Skip To Content

Support the Forward

Funded by readers like you DonateSubscribe
Breaking News

Shin Bet Arrests Kahane Grandson in Connection to West Bank Firebombing

In the aftermath of a deadly firebombing in a West Bank Palestinian village believed to have been perpetrated by Jewish terrorists, Israel’s Shin Bet arrested its most wanted Jewish terrorist suspect.

Meir Ettinger, 24, a grandson of the late militant far-right leader Rabbi Meir Kahane, according to Haaretz, was arrested Monday in the northern Israeli town of Safed. Shin Bet officials told the French news agency AFP that it was interrogating Ettinger “because of his activities in a Jewish extremist organization.”

It was not clear whether he is a suspect in Friday’s firebombing, which killed a Palestinian toddler and severely injured his family. However, officials said Ettinger was being interrogated for information that could help find the perpetrator of the bombing in Duma.

Haaretz reported that Ettinger tops the Shin Bet’s list of most wanted Jewish suspects.
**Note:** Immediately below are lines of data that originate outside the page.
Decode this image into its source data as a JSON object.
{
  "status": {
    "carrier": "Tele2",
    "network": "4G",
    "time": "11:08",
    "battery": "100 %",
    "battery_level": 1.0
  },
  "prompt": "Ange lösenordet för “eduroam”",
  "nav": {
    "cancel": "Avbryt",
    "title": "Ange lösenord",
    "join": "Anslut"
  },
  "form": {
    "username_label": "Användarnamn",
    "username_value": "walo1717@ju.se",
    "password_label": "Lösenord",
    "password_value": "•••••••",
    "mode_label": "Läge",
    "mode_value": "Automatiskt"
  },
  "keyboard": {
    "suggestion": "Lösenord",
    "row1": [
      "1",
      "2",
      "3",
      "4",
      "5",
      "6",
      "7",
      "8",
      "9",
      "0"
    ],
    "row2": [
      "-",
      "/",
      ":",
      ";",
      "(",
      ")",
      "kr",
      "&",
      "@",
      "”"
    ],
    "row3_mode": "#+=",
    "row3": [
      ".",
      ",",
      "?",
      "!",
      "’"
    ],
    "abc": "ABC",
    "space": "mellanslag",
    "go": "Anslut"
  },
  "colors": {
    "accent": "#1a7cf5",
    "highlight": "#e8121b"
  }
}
He was believed to have been planning a series of attacks against Palestinians intended to stir up unrest among the Palestinians and bring down the Israeli government.

Shin Bet sought to put Ettinger under administrative detention in 2014, according to Haaretz, but state prosecutor Shai Nitzan denied the request, instead barring Ettinger from Jerusalem and the West Bank.

Last week, Haaretz reported that the Shin Bet accused Ettinger of leading an underground group responsible for the arson attack on the Church of the Multiplication of the Loaves and Fishes in June, a charge Ettinger denied on his blog.

In his post, Ettinger denied the existence of a Jewish underground but wrote there are “lots and lots of Jews, many more than one might think, whose value system is very different than that of the High Court of Justice or the Shin Bet, and the laws that bind them are not the laws of the state … but rather laws that are much more eternal.”

Kahane, who was assassinated in 1990, inspired the creation of Israel’s outlawed Kahane Chai (Kach) party.


Republish This Story

Please read before republishing

We’re happy to make this story available to republish for free, unless it originated with JTA, Haaretz or another publication (as indicated on the article) and as long as you follow our guidelines. You must credit the Forward, retain our pixel and preserve our canonical link in Google search.  See our full guidelines for more information, and this guide for detail about canonical URLs.

To republish, copy the HTML by clicking on the yellow button to the right; it includes our tracking pixel, all paragraph styles and hyperlinks, the author byline and credit to the Forward. It does not include images; to avoid copyright violations, you must add them manually, following our guidelines. Please email us at [email protected], subject line “republish,” with any questions or to let us know what stories you’re picking up.

We don't support Internet Explorer

Please use Chrome, Safari, Firefox, or Edge to view this site.